Today, the pūkeko are thriving. They had time to adjust to mammalian predators becoming the feisty, flighty birds that grace our swamplands. The takahē, on the other hand, are struggling. In fact, they had a fifty-year period of ‘extinction’ until 1948, when the last wild population was rediscovered in the Fiordland’s Murchison Mountains, just above Lake Te Anau. Now, the birds are classified as Nationally Vulnerable and have a population of just over 400, thanks to Aotearoa’s longest-running endangered species programme. For more information on that check out the Takahe Recovery Programme

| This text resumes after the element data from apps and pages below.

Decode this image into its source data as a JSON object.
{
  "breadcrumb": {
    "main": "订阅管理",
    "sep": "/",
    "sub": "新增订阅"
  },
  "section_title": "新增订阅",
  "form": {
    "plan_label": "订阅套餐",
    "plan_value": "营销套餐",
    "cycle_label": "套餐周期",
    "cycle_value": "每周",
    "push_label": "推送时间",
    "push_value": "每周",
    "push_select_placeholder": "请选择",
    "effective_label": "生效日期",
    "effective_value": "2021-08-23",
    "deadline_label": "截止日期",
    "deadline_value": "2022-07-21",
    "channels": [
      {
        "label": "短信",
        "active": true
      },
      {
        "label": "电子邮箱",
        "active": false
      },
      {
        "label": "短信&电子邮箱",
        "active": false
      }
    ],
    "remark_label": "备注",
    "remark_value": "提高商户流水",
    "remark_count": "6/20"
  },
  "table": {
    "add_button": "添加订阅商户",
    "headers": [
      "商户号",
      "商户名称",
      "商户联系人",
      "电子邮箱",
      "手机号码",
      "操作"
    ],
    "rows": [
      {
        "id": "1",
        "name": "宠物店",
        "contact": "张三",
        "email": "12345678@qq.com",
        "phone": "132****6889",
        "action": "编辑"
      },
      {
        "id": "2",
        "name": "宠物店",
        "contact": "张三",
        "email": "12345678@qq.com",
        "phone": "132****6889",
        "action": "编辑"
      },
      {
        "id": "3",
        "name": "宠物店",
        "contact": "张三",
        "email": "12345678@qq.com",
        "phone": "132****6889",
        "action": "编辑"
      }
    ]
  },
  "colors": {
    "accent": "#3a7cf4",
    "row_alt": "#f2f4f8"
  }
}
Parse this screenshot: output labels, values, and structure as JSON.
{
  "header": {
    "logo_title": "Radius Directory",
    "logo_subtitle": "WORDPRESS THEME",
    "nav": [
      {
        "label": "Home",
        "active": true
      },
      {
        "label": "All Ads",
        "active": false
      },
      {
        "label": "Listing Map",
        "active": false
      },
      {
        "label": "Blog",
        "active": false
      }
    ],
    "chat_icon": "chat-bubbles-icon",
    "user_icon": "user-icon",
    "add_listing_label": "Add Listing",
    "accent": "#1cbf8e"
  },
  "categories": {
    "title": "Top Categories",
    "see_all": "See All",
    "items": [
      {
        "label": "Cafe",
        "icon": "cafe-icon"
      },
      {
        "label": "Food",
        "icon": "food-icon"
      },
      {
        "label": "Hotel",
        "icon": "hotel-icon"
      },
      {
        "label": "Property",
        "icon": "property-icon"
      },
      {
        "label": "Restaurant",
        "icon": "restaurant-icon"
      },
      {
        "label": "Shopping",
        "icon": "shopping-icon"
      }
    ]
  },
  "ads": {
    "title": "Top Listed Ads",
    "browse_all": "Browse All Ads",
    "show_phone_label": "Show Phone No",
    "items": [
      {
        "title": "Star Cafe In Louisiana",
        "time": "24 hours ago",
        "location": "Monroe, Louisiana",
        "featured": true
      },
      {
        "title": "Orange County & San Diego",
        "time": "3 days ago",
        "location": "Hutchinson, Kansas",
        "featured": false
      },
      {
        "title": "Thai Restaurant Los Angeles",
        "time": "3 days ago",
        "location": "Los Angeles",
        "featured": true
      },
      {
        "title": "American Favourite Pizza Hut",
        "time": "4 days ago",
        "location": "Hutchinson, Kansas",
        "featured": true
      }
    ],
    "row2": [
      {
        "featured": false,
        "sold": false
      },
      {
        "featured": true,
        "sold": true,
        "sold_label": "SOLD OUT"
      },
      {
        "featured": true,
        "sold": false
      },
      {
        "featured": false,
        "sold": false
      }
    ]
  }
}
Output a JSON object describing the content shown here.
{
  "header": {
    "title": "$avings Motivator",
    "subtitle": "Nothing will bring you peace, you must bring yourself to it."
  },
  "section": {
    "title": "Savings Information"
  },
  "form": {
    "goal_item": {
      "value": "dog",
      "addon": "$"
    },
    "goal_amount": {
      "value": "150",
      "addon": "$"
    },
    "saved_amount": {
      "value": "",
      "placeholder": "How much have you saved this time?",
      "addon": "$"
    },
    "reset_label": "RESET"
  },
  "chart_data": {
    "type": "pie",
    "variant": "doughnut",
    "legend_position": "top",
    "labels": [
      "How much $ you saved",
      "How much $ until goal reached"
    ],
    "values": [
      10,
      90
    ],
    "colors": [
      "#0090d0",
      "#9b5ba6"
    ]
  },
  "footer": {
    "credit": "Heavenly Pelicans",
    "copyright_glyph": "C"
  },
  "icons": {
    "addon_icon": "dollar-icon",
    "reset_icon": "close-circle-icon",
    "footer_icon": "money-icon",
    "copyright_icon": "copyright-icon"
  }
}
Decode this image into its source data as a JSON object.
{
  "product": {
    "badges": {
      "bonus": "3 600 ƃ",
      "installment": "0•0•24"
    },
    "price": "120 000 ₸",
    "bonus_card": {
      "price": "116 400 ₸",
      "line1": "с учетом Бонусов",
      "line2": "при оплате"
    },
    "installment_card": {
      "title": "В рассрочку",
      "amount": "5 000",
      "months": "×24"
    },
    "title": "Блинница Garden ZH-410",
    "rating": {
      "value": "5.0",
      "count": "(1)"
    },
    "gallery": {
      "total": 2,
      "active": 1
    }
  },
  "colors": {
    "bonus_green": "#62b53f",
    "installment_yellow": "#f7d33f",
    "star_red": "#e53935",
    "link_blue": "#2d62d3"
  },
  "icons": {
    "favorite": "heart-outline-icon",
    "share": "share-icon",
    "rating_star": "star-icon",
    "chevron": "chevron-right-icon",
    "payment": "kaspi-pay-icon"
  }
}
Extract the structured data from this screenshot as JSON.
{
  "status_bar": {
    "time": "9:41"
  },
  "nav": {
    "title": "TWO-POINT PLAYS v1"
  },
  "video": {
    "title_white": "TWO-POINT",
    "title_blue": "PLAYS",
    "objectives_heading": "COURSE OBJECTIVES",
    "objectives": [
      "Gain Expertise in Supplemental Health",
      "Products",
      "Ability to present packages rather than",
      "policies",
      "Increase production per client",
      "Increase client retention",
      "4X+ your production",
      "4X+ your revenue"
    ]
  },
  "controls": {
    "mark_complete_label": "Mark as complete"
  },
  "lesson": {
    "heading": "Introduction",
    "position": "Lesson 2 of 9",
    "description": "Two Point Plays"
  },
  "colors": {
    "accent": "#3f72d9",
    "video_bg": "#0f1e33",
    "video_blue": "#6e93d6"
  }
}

You will have noticed the photo of the two at the beginning of this post. In the weekend I visited Tāwharanui Regional Park, about an hour north of Auckland City. The park boasts an amazing bird sanctuary, which is surrounded by a predator fence and supported internally by intensive trapping and monitoring – kudos to Auckland Council and the volunteer teams that keep that place in fantastic shape. While we were there we walked the Ecology Trail, which felt like a step back in time. Kauri trees towered over us, a flock of kākā screeched their way across the sky, and we were accompanied by a cheeky tīeke (saddleback). On our way out, we were ever so lucky to come across a takahē just chilling on a grassy bank, with its distant pūkeko cousin nearby. Perfect timing considering I had written this last week!

Anyway, suppose you want a more detailed and eloquent run down of the takahē. In that case, I will direct you towards National Geographics’ ‘Takahē – The Bird That Came Back From The Dead’ by Derek Grzelewski, a fantastic article of the kind I aspire to write. It also influenced much of this post. Otherwise, the rest of the information came from an assortment of DOC and NZ Birds Online articles. A quick google will get you there – but use Ecosia!

Next time: Tāne Mahuta – The God of the Forest.